> **Required work**: Please return every line of the records below that holds the word "JSON".

Website and app data records

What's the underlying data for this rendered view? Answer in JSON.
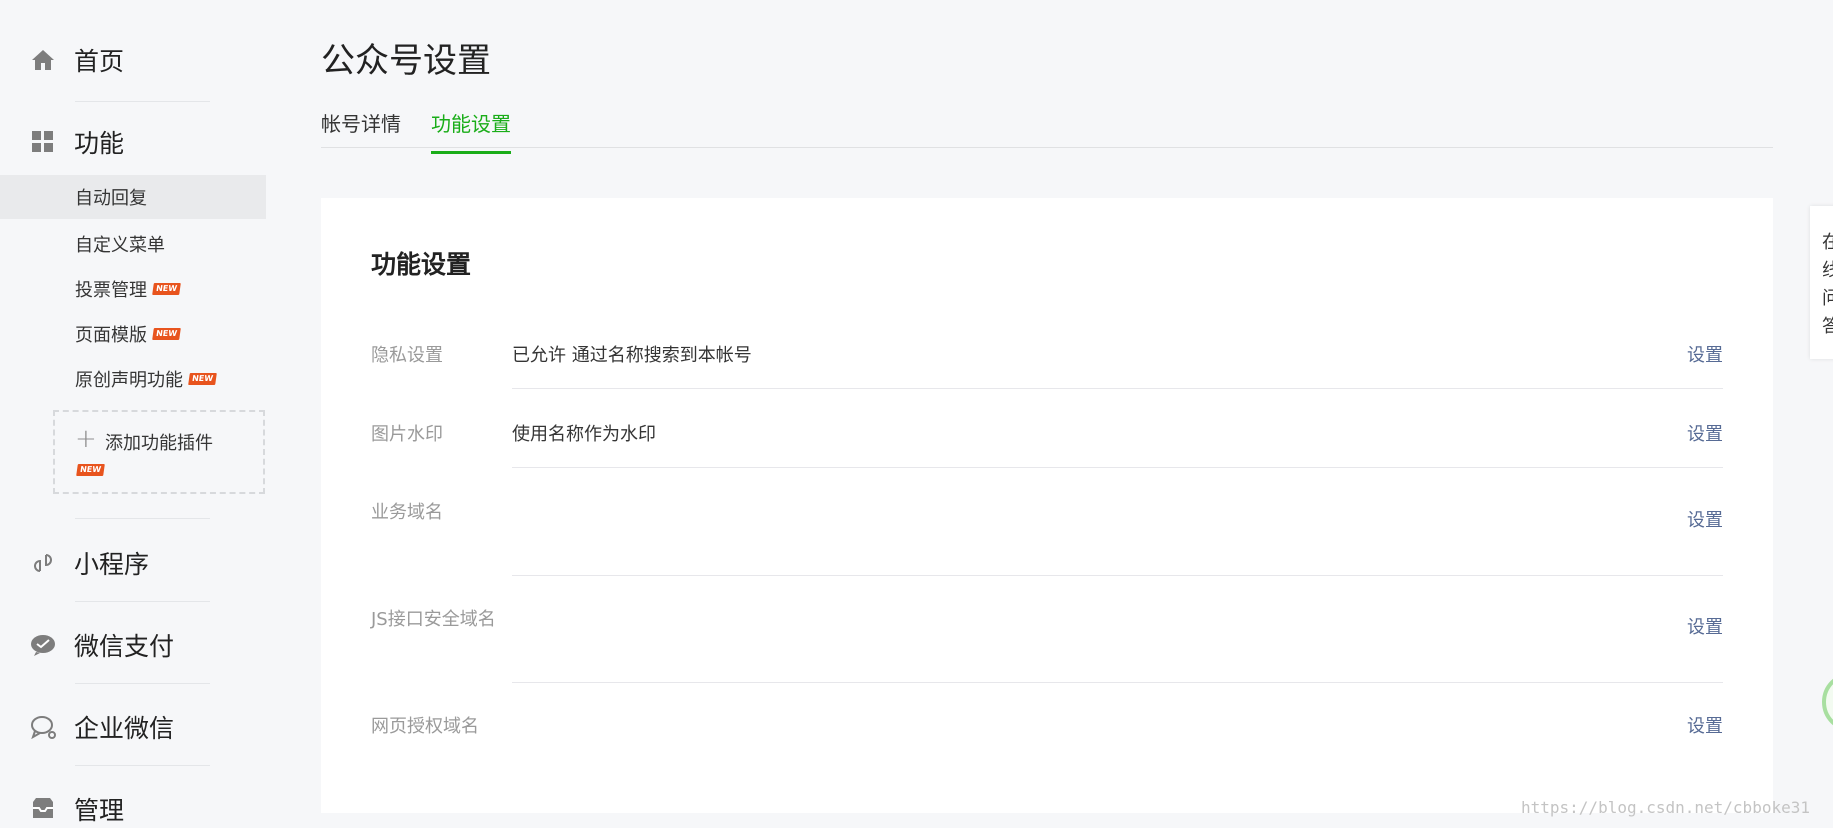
{
  "sidebar": {
    "home": {
      "label": "首页",
      "icon": "home-icon"
    },
    "features": {
      "label": "功能",
      "icon": "grid-icon",
      "items": [
        {
          "label": "自动回复",
          "active": true,
          "new": false
        },
        {
          "label": "自定义菜单",
          "new": false
        },
        {
          "label": "投票管理",
          "new": true
        },
        {
          "label": "页面模版",
          "new": true
        },
        {
          "label": "原创声明功能",
          "new": true
        }
      ],
      "add_plugin_label": "添加功能插件"
    },
    "miniprogram": {
      "label": "小程序",
      "icon": "link-icon"
    },
    "wechat_pay": {
      "label": "微信支付",
      "icon": "wechat-pay-icon"
    },
    "enterprise_wechat": {
      "label": "企业微信",
      "icon": "chat-bubble-icon"
    },
    "manage": {
      "label": "管理",
      "icon": "inbox-icon"
    },
    "new_badge": "NEW"
  },
  "page": {
    "title": "公众号设置",
    "tabs": [
      {
        "label": "帐号详情",
        "active": false
      },
      {
        "label": "功能设置",
        "active": true
      }
    ]
  },
  "card": {
    "title": "功能设置",
    "rows": [
      {
        "label": "隐私设置",
        "value": "已允许 通过名称搜索到本帐号",
        "action": "设置"
      },
      {
        "label": "图片水印",
        "value": "使用名称作为水印",
        "action": "设置"
      },
      {
        "label": "业务域名",
        "value": "",
        "action": "设置"
      },
      {
        "label": "JS接口安全域名",
        "value": "",
        "action": "设置"
      },
      {
        "label": "网页授权域名",
        "value": "",
        "action": "设置"
      }
    ]
  },
  "float_panel": {
    "chars": [
      "在",
      "线",
      "问",
      "答"
    ]
  },
  "watermark": "https://blog.csdn.net/cbboke31",
  "colors": {
    "accent_green": "#1aad19",
    "link_blue": "#576b95",
    "new_badge": "#e8541e",
    "background": "#f6f7f9"
  }
}
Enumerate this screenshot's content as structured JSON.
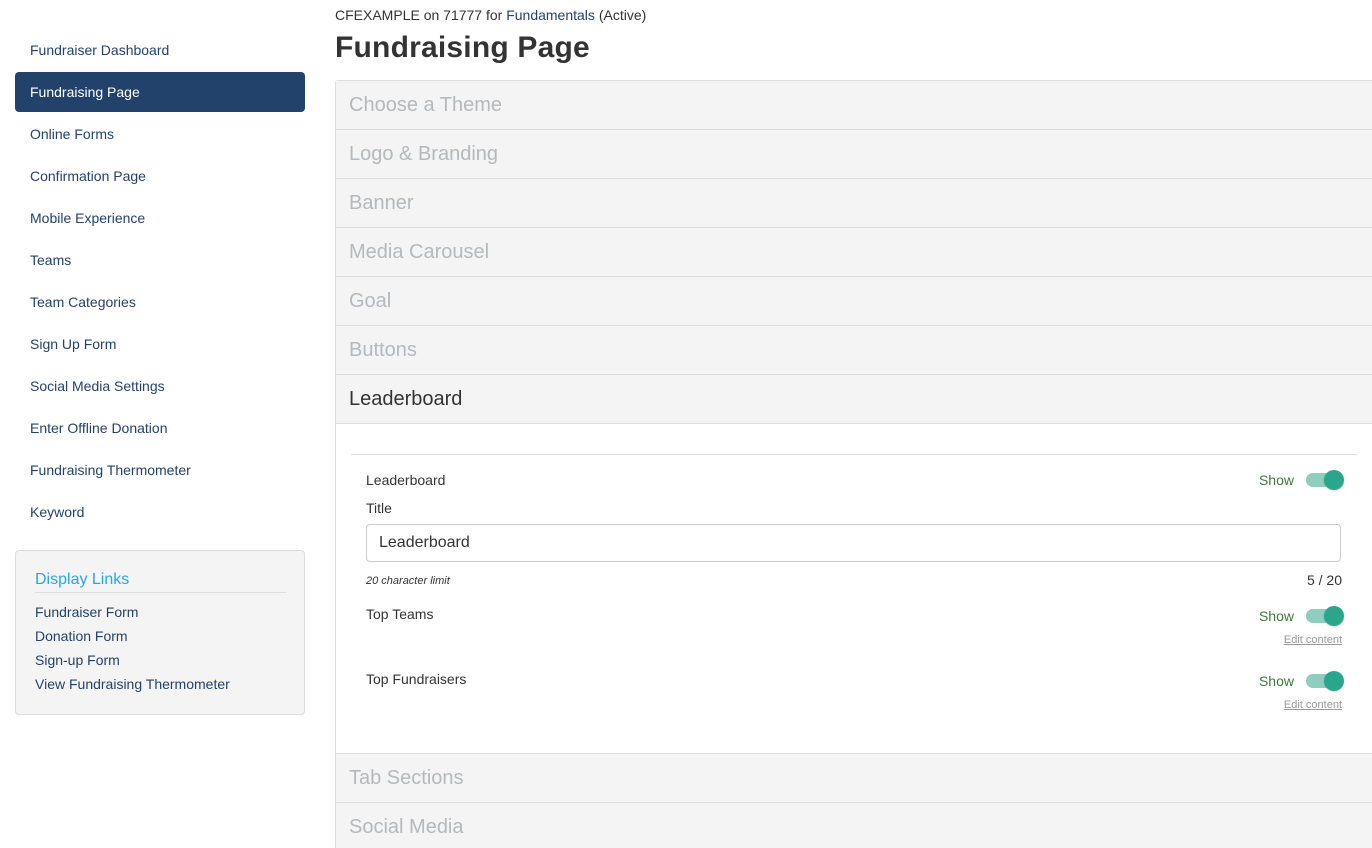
{
  "sidebar": {
    "items": [
      {
        "label": "Fundraiser Dashboard",
        "active": false
      },
      {
        "label": "Fundraising Page",
        "active": true
      },
      {
        "label": "Online Forms",
        "active": false
      },
      {
        "label": "Confirmation Page",
        "active": false
      },
      {
        "label": "Mobile Experience",
        "active": false
      },
      {
        "label": "Teams",
        "active": false
      },
      {
        "label": "Team Categories",
        "active": false
      },
      {
        "label": "Sign Up Form",
        "active": false
      },
      {
        "label": "Social Media Settings",
        "active": false
      },
      {
        "label": "Enter Offline Donation",
        "active": false
      },
      {
        "label": "Fundraising Thermometer",
        "active": false
      },
      {
        "label": "Keyword",
        "active": false
      }
    ]
  },
  "display_links": {
    "title": "Display Links",
    "links": [
      "Fundraiser Form",
      "Donation Form",
      "Sign-up Form",
      "View Fundraising Thermometer"
    ]
  },
  "header": {
    "account": "CFEXAMPLE on 71777 for",
    "campaign_link": "Fundamentals",
    "status": "(Active)",
    "title": "Fundraising Page"
  },
  "sections": {
    "choose_theme": "Choose a Theme",
    "logo_branding": "Logo & Branding",
    "banner": "Banner",
    "media_carousel": "Media Carousel",
    "goal": "Goal",
    "buttons": "Buttons",
    "leaderboard": "Leaderboard",
    "tab_sections": "Tab Sections",
    "social_media": "Social Media"
  },
  "leaderboard": {
    "toggle_label": "Leaderboard",
    "toggle_state": "Show",
    "title_label": "Title",
    "title_value": "Leaderboard",
    "hint": "20 character limit",
    "counter": "5 / 20",
    "top_teams": {
      "label": "Top Teams",
      "state": "Show",
      "edit": "Edit content"
    },
    "top_fundraisers": {
      "label": "Top Fundraisers",
      "state": "Show",
      "edit": "Edit content"
    }
  },
  "colors": {
    "nav_active_bg": "#23426b",
    "link": "#23426b",
    "display_links_title": "#29a8e0",
    "toggle_on": "#2aa68c",
    "show_label": "#3d7a3a"
  }
}
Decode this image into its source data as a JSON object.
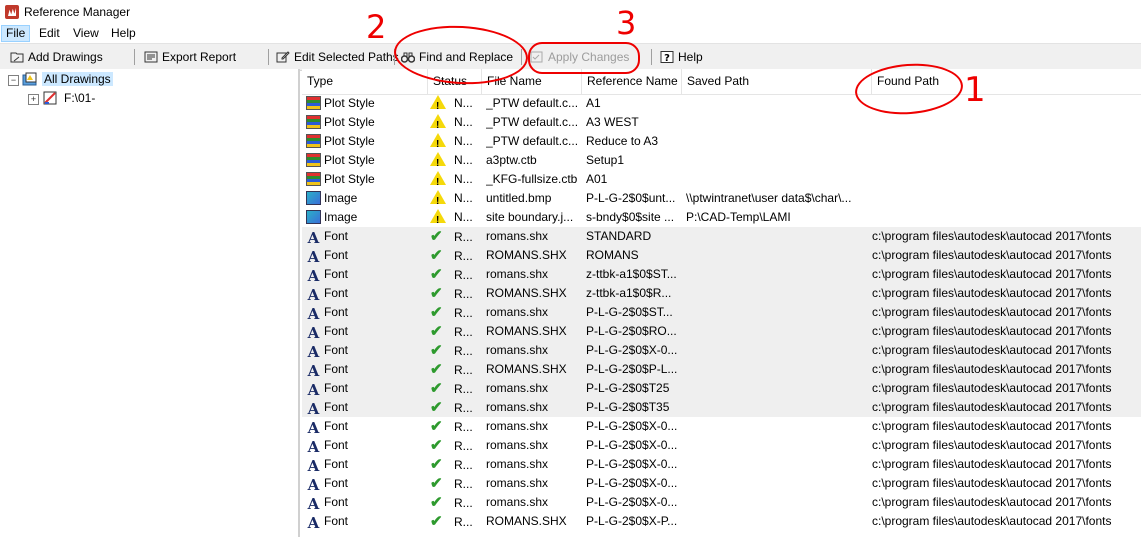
{
  "window": {
    "title": "Reference Manager"
  },
  "menu": [
    {
      "label": "File"
    },
    {
      "label": "Edit"
    },
    {
      "label": "View"
    },
    {
      "label": "Help"
    }
  ],
  "toolbar": {
    "add_drawings": "Add Drawings",
    "export_report": "Export Report",
    "edit_selected_paths": "Edit Selected Paths",
    "find_and_replace": "Find and Replace",
    "apply_changes": "Apply Changes",
    "help": "Help"
  },
  "tree": {
    "root": "All Drawings",
    "child": "F:\\01-"
  },
  "table": {
    "columns": [
      "Type",
      "Status",
      "File Name",
      "Reference Name",
      "Saved Path",
      "Found Path"
    ],
    "rows": [
      {
        "type": "Plot Style",
        "icon": "plot-style-icon",
        "status": "N...",
        "status_icon": "warning-icon",
        "file": "_PTW default.c...",
        "ref": "A1",
        "saved": "",
        "found": ""
      },
      {
        "type": "Plot Style",
        "icon": "plot-style-icon",
        "status": "N...",
        "status_icon": "warning-icon",
        "file": "_PTW default.c...",
        "ref": "A3 WEST",
        "saved": "",
        "found": ""
      },
      {
        "type": "Plot Style",
        "icon": "plot-style-icon",
        "status": "N...",
        "status_icon": "warning-icon",
        "file": "_PTW default.c...",
        "ref": "Reduce to A3",
        "saved": "",
        "found": ""
      },
      {
        "type": "Plot Style",
        "icon": "plot-style-icon",
        "status": "N...",
        "status_icon": "warning-icon",
        "file": "a3ptw.ctb",
        "ref": "Setup1",
        "saved": "",
        "found": ""
      },
      {
        "type": "Plot Style",
        "icon": "plot-style-icon",
        "status": "N...",
        "status_icon": "warning-icon",
        "file": "_KFG-fullsize.ctb",
        "ref": "A01",
        "saved": "",
        "found": ""
      },
      {
        "type": "Image",
        "icon": "image-icon",
        "status": "N...",
        "status_icon": "warning-icon",
        "file": "untitled.bmp",
        "ref": "P-L-G-2$0$unt...",
        "saved": "\\\\ptwintranet\\user data$\\char\\...",
        "found": ""
      },
      {
        "type": "Image",
        "icon": "image-icon",
        "status": "N...",
        "status_icon": "warning-icon",
        "file": "site boundary.j...",
        "ref": "s-bndy$0$site ...",
        "saved": "P:\\CAD-Temp\\LAMI",
        "found": ""
      },
      {
        "type": "Font",
        "icon": "font-icon",
        "status": "R...",
        "status_icon": "check-icon",
        "file": "romans.shx",
        "ref": "STANDARD",
        "saved": "",
        "found": "c:\\program files\\autodesk\\autocad 2017\\fonts",
        "gray": true
      },
      {
        "type": "Font",
        "icon": "font-icon",
        "status": "R...",
        "status_icon": "check-icon",
        "file": "ROMANS.SHX",
        "ref": "ROMANS",
        "saved": "",
        "found": "c:\\program files\\autodesk\\autocad 2017\\fonts",
        "gray": true
      },
      {
        "type": "Font",
        "icon": "font-icon",
        "status": "R...",
        "status_icon": "check-icon",
        "file": "romans.shx",
        "ref": "z-ttbk-a1$0$ST...",
        "saved": "",
        "found": "c:\\program files\\autodesk\\autocad 2017\\fonts",
        "gray": true
      },
      {
        "type": "Font",
        "icon": "font-icon",
        "status": "R...",
        "status_icon": "check-icon",
        "file": "ROMANS.SHX",
        "ref": "z-ttbk-a1$0$R...",
        "saved": "",
        "found": "c:\\program files\\autodesk\\autocad 2017\\fonts",
        "gray": true
      },
      {
        "type": "Font",
        "icon": "font-icon",
        "status": "R...",
        "status_icon": "check-icon",
        "file": "romans.shx",
        "ref": "P-L-G-2$0$ST...",
        "saved": "",
        "found": "c:\\program files\\autodesk\\autocad 2017\\fonts",
        "gray": true
      },
      {
        "type": "Font",
        "icon": "font-icon",
        "status": "R...",
        "status_icon": "check-icon",
        "file": "ROMANS.SHX",
        "ref": "P-L-G-2$0$RO...",
        "saved": "",
        "found": "c:\\program files\\autodesk\\autocad 2017\\fonts",
        "gray": true
      },
      {
        "type": "Font",
        "icon": "font-icon",
        "status": "R...",
        "status_icon": "check-icon",
        "file": "romans.shx",
        "ref": "P-L-G-2$0$X-0...",
        "saved": "",
        "found": "c:\\program files\\autodesk\\autocad 2017\\fonts",
        "gray": true
      },
      {
        "type": "Font",
        "icon": "font-icon",
        "status": "R...",
        "status_icon": "check-icon",
        "file": "ROMANS.SHX",
        "ref": "P-L-G-2$0$P-L...",
        "saved": "",
        "found": "c:\\program files\\autodesk\\autocad 2017\\fonts",
        "gray": true
      },
      {
        "type": "Font",
        "icon": "font-icon",
        "status": "R...",
        "status_icon": "check-icon",
        "file": "romans.shx",
        "ref": "P-L-G-2$0$T25",
        "saved": "",
        "found": "c:\\program files\\autodesk\\autocad 2017\\fonts",
        "gray": true
      },
      {
        "type": "Font",
        "icon": "font-icon",
        "status": "R...",
        "status_icon": "check-icon",
        "file": "romans.shx",
        "ref": "P-L-G-2$0$T35",
        "saved": "",
        "found": "c:\\program files\\autodesk\\autocad 2017\\fonts",
        "gray": true
      },
      {
        "type": "Font",
        "icon": "font-icon",
        "status": "R...",
        "status_icon": "check-icon",
        "file": "romans.shx",
        "ref": "P-L-G-2$0$X-0...",
        "saved": "",
        "found": "c:\\program files\\autodesk\\autocad 2017\\fonts"
      },
      {
        "type": "Font",
        "icon": "font-icon",
        "status": "R...",
        "status_icon": "check-icon",
        "file": "romans.shx",
        "ref": "P-L-G-2$0$X-0...",
        "saved": "",
        "found": "c:\\program files\\autodesk\\autocad 2017\\fonts"
      },
      {
        "type": "Font",
        "icon": "font-icon",
        "status": "R...",
        "status_icon": "check-icon",
        "file": "romans.shx",
        "ref": "P-L-G-2$0$X-0...",
        "saved": "",
        "found": "c:\\program files\\autodesk\\autocad 2017\\fonts"
      },
      {
        "type": "Font",
        "icon": "font-icon",
        "status": "R...",
        "status_icon": "check-icon",
        "file": "romans.shx",
        "ref": "P-L-G-2$0$X-0...",
        "saved": "",
        "found": "c:\\program files\\autodesk\\autocad 2017\\fonts"
      },
      {
        "type": "Font",
        "icon": "font-icon",
        "status": "R...",
        "status_icon": "check-icon",
        "file": "romans.shx",
        "ref": "P-L-G-2$0$X-0...",
        "saved": "",
        "found": "c:\\program files\\autodesk\\autocad 2017\\fonts"
      },
      {
        "type": "Font",
        "icon": "font-icon",
        "status": "R...",
        "status_icon": "check-icon",
        "file": "ROMANS.SHX",
        "ref": "P-L-G-2$0$X-P...",
        "saved": "",
        "found": "c:\\program files\\autodesk\\autocad 2017\\fonts"
      }
    ]
  },
  "annotations": {
    "one": "1",
    "two": "2",
    "three": "3",
    "color": "#e00000"
  }
}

> **Response**:
What's the underlying data for this rendered view? Answer in JSON.
Enumerate this screenshot's content as structured JSON.
Decode this image into its source data as a JSON object.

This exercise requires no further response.